The frequent development of violently nega- tive countertransference while working with borderline patients has been elucidated by Kernberg , , in great detail; he has also described the technical strategies consequent upon such feelings. Individuals with other severe personality disorders also tend to use this defence mechanism. And its impact shows up in the turbulent subjectivity of the treating clinician. The analyst working with a narcissistic patient, for instance, experiences feelings of inferior- ity and even shame about his clothes, office, language skills, knowledge of world affairs, etc.
Psychoanalytic Listening: Methods, Limits, and Innovations by Salman Akhtar
Ibid, p. Greenson , another major contributor to the empathic perspec- tive on analytic listening, added further nuances to the topic. Listen- ing alone is not enough, he says.
The analyst must possess the ability for controlled and reversible regressions in his ego functions see also Nichols, Whether empathic listening—as opposed to, say, objective listen- ing—can more rapidly yield meaningful information about the patient is also addressed by Greenson.
Empathy and intuition are related. Both are special methods of gaining quick and deep understanding.
One empathizes to reach feelings; one uses intuition to get ideas. Empathy is to affects and impulses what intuition is to thinking. Empathy often leads to intu- ition. You arrive at the feelings and pictures via empathy, but intuition sets off the signal in the analytic ego that you have hit it.
Intuition picks up the clues that empathy gathers. Empathy is essentially a function of the experiencing ego, whereas intuition comes from the analyzing ego. While showing great interest in the empathic perspective, Greenson largely maintained an eclectic approach towards analytic listening, moving deftly between various forms of listening though without explicitly registering such latitude. In contrast, Heinz Kohut and Eve- lyne Schwaber made the empathic form of listening the centrepiece of their approach.

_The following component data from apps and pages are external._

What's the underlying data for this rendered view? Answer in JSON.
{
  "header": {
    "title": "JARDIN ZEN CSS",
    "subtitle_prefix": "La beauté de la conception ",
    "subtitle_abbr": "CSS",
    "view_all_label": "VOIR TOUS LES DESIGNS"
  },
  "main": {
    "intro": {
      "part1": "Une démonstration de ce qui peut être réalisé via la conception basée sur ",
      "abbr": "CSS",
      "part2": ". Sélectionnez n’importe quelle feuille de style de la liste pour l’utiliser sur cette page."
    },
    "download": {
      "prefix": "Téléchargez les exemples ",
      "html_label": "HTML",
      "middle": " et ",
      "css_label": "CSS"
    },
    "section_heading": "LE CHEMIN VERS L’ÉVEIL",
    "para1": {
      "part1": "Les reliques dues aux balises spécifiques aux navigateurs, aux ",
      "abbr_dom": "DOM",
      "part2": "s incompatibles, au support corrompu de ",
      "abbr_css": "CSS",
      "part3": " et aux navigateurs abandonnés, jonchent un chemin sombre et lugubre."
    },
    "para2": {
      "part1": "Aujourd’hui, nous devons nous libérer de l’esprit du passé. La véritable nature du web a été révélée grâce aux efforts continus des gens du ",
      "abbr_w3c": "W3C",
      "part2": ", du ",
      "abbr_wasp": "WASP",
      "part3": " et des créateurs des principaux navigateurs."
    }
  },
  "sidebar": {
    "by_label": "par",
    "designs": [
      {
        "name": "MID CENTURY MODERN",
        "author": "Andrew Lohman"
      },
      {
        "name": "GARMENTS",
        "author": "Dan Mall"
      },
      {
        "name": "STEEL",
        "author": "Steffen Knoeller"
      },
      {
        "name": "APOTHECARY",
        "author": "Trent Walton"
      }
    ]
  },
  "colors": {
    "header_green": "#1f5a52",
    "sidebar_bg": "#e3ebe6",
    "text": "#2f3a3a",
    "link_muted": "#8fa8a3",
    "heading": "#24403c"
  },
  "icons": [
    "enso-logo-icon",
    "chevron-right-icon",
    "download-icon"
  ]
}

Development aims at a self which consists of a continuous flow from ambitions to ideas, from a sense of vitality towards goals which are experienced as intrinsically valuable. The ethic is romantic: maturity and mental health consist in the ability to sustain enthusiasm and a sense of meaning. His language also changed. The grandiose self, idealised parent imago, narcissistic transferences, and transmuting internalisation Kohut, gave way to nuclear goals, nuclear ambitions, selective inclusion, and self-object phenomena Kohut, All this had a clear impact on the listening perspective he came to embrace.
In contributions spanning three decades Schwaber, , , , , , , she has championed the cause of empathic listening. Taking the monumental shift, in early psy- choanalysis from seduction theory to fantasy-based neurosogenesis as her starting point, Schwaber laments that the listening perspective of many analysts has not undergone a corresponding change. In contrast, Schwaber proposes a:.